● **What to do**
Your output should be the lines from the one containing "Transcribe this image's" through the last line below, both ends included, exactly as written and free of pictures.

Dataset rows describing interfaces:
- - - - -
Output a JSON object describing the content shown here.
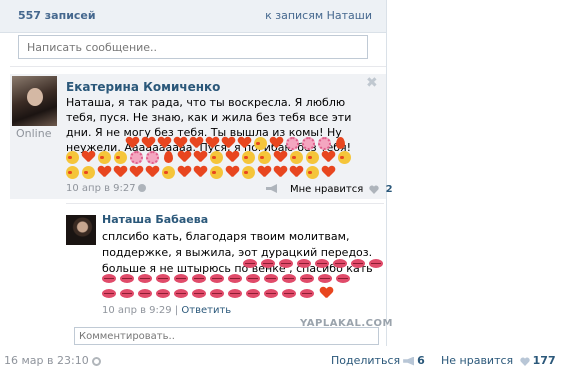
{
  "header": {
    "posts_count": "557 записей",
    "back_link": "к записям Наташи"
  },
  "compose": {
    "placeholder": "Написать сообщение.."
  },
  "post": {
    "author": "Екатерина Комиченко",
    "status": "Online",
    "text": "Наташа, я так рада, что ты воскресла. Я люблю тебя, пуся. Не знаю, как и жила без тебя все эти дни. Я не могу без тебя. Ты вышла из комы! Ну неужели. Аааааааааа. Пуся, я погибаю без тебя!",
    "date": "10 апр в 9:27",
    "like_label": "Мне нравится",
    "like_count": "2",
    "close_icon": "close-icon"
  },
  "reply": {
    "author": "Наташа Бабаева",
    "text": "сплсибо кать, благодаря твоим молитвам, поддержке, я выжила, эот дурацкий передоз. больше я не штырюсь по венке , спасибо кать",
    "date": "10 апр в 9:29",
    "separator": "|",
    "reply_link": "Ответить"
  },
  "comment": {
    "placeholder": "Комментировать.."
  },
  "watermark": "YAPLAKAL.COM",
  "footer": {
    "date": "16 мар в 23:10",
    "share_label": "Поделиться",
    "share_count": "6",
    "dislike_label": "Не нравится",
    "dislike_count": "177"
  },
  "colors": {
    "link": "#2b587a",
    "header_bg": "#edf1f5",
    "heart": "#e8461f",
    "muted": "#8f949c"
  }
}
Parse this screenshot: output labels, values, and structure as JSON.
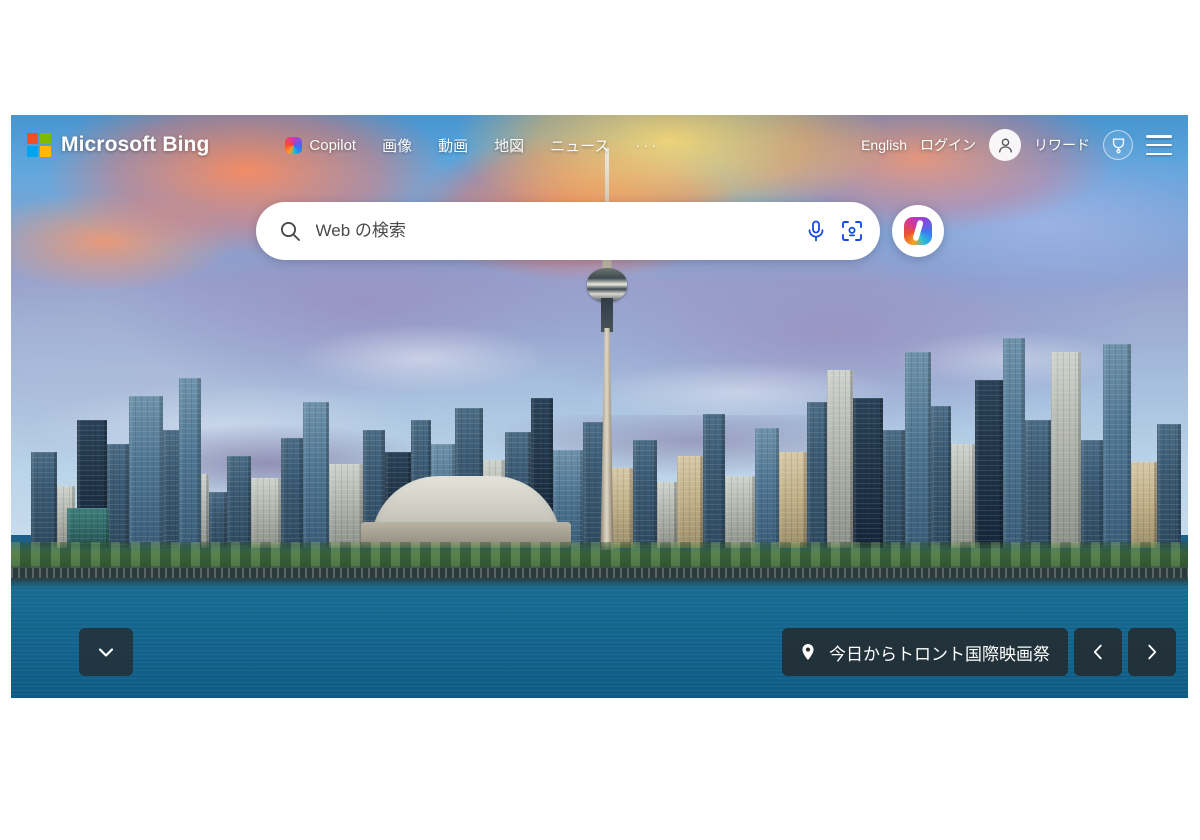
{
  "brand": {
    "name": "Microsoft Bing",
    "logo_icon": "microsoft-logo-icon",
    "logo_colors": [
      "#f25022",
      "#7fba00",
      "#00a4ef",
      "#ffb900"
    ]
  },
  "header": {
    "copilot": {
      "label": "Copilot",
      "icon": "copilot-icon"
    },
    "nav_items": [
      {
        "label": "画像",
        "name": "images"
      },
      {
        "label": "動画",
        "name": "videos"
      },
      {
        "label": "地図",
        "name": "maps"
      },
      {
        "label": "ニュース",
        "name": "news"
      }
    ],
    "more_label": "···",
    "language_label": "English",
    "signin_label": "ログイン",
    "account_icon": "person-icon",
    "rewards_label": "リワード",
    "rewards_icon": "medal-icon",
    "menu_icon": "hamburger-menu-icon"
  },
  "search": {
    "placeholder": "Web の検索",
    "value": "",
    "search_icon": "search-icon",
    "mic_icon": "microphone-icon",
    "lens_icon": "visual-search-icon",
    "copilot_button_icon": "copilot-icon",
    "accent_color": "#174ae4"
  },
  "hero": {
    "scroll_down_icon": "chevron-down-icon",
    "caption": {
      "location_icon": "location-pin-icon",
      "text": "今日からトロント国際映画祭"
    },
    "prev_icon": "chevron-left-icon",
    "next_icon": "chevron-right-icon"
  }
}
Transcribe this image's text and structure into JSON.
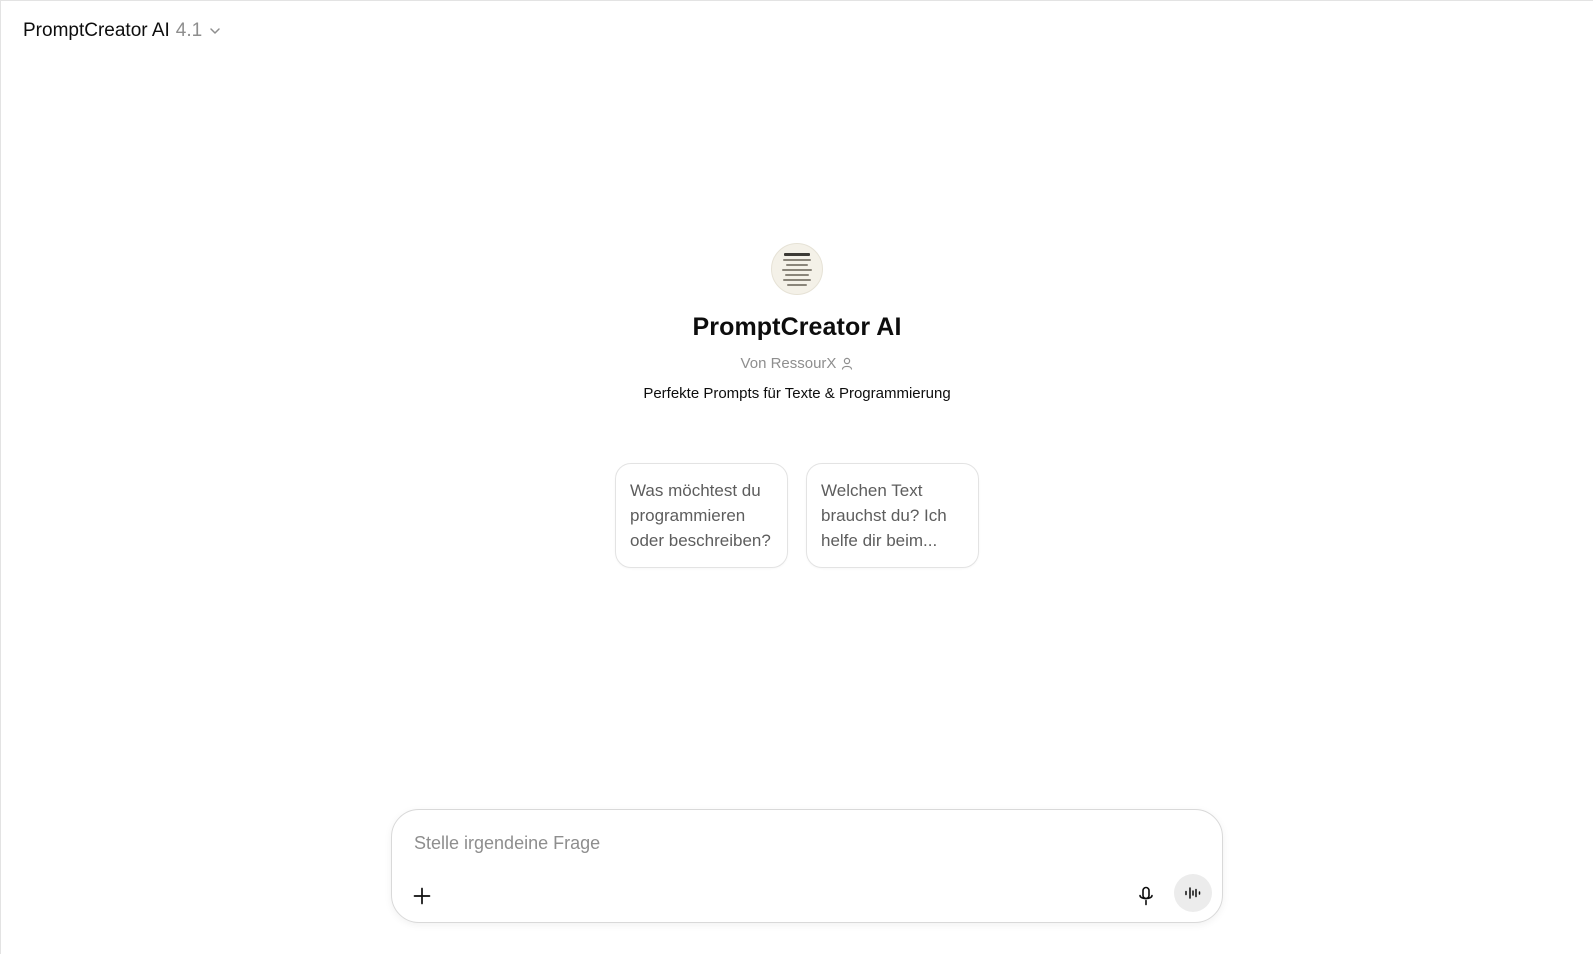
{
  "header": {
    "model_name": "PromptCreator AI",
    "model_version": "4.1",
    "dropdown_icon": "chevron-down-icon"
  },
  "gpt": {
    "avatar_icon": "gpt-avatar",
    "title": "PromptCreator AI",
    "author": "Von RessourX",
    "author_icon": "person-icon",
    "description": "Perfekte Prompts für Texte & Programmierung"
  },
  "starters": [
    {
      "text": "Was möchtest du programmieren oder beschreiben?"
    },
    {
      "text": "Welchen Text brauchst du? Ich helfe dir beim..."
    }
  ],
  "composer": {
    "placeholder": "Stelle irgendeine Frage",
    "value": "",
    "plus_icon": "plus-icon",
    "mic_icon": "microphone-icon",
    "voice_icon": "voice-mode-icon"
  },
  "colors": {
    "text_primary": "#0d0d0d",
    "text_secondary": "#8e8e8e",
    "starter_text": "#5d5d5d",
    "border": "#e3e3e3",
    "voice_button_bg": "#ececec"
  }
}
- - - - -
● **Answer section**
Transcribe this image's text and structure into JSON.
{
  "header": {
    "model_name": "PromptCreator AI",
    "model_version": "4.1",
    "dropdown_icon": "chevron-down-icon"
  },
  "gpt": {
    "avatar_icon": "gpt-avatar",
    "title": "PromptCreator AI",
    "author": "Von RessourX",
    "author_icon": "person-icon",
    "description": "Perfekte Prompts für Texte & Programmierung"
  },
  "starters": [
    {
      "text": "Was möchtest du programmieren oder beschreiben?"
    },
    {
      "text": "Welchen Text brauchst du? Ich helfe dir beim..."
    }
  ],
  "composer": {
    "placeholder": "Stelle irgendeine Frage",
    "value": "",
    "plus_icon": "plus-icon",
    "mic_icon": "microphone-icon",
    "voice_icon": "voice-mode-icon"
  },
  "colors": {
    "text_primary": "#0d0d0d",
    "text_secondary": "#8e8e8e",
    "starter_text": "#5d5d5d",
    "border": "#e3e3e3",
    "voice_button_bg": "#ececec"
  }
}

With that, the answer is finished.